“Being price competitive is critical in trying to win our customers’ shopping basket.”

Woolworths said food inflation had been driven by cost increases “from our supplier partners and cyclical impacts in fresh food markets.”

Coles Group will also appear on Tuesday, with the retailer expected to argue grocery price increases have flowed from increasing supplier and input costs.

Coles argues rising input costs have driven up prices at the checkout. Picture: NCA NewsWire / Gaye Gerard.

“A key driver of supermarket price increases has been cost price increase requests from our suppliers and farmers,” the company said in its submissions.

“Coles received an average of over 70 requests per week from suppliers and farmers in financial year 2022 and financial year 2023, almost double the level of financial year 2021 requests.

“Coles is also impacted by the increased cost of doing business with increases in energy, labour, logistics, packaging, interest and tax costs.”

Bunnings, a star business of retail conglomerate Wesfarmers, will appear on Monday afternoon and deny allegations it exploits its position in the market to gouge prices.

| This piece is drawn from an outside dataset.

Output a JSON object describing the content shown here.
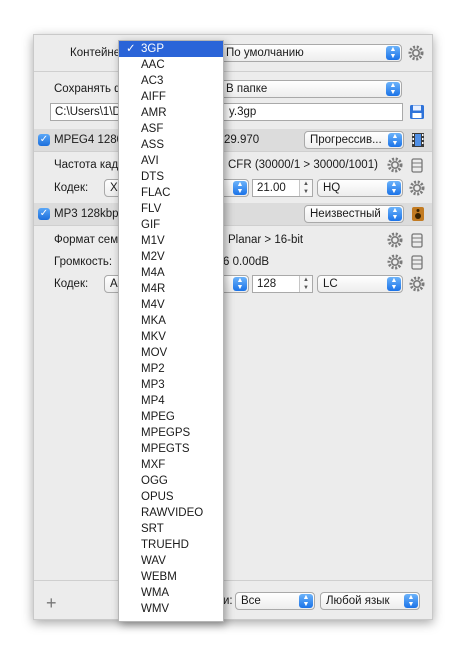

Community anger over rising grocery bills has escalated in recent months as shoppers navigate a tightening cost-of-living squeeze.

A Finder survey from February suggested some 42 per cent of households, or an estimated 3.9 million, said their grocery bill was one of their chief financial stressors, a 26 per cent increase, or a bump of 1.5 million new households from just two years ago.

Nationals Leader David Littleproud has expressed support for divestiture powers to reduce potential market concentration in the supermarket sector. Picture: NCA NewsWire / Martin Ollman

Moreover, nearly all Australians are now pursuing strategies to save money at the checkout, with 92 per cent of Australians altering their shopping habits, according to a survey of 1002 respondents.

More than half of shoppers now bulk buy kitchen staples to cut costs and 61 per cent, or some 5.1 million households, visit multiple grocery stores to secure the best prices.

The average weekly spend on groceries is now about $188.

The issue has stormed to the centre of Australian politics, with Nationals Leader David Littleproud and the Greens flagging the possibility of breaking up the major supermarkets to reduce overall market power.

Next to the supermarkets at the centre of the storm, the Senate is also hearing from the Australian Food and Grocery Council, The Australian Dairy Products Federation, the ACCC, the Treasury Department and the Department of Agriculture, Fisheries and Forestry on Monday.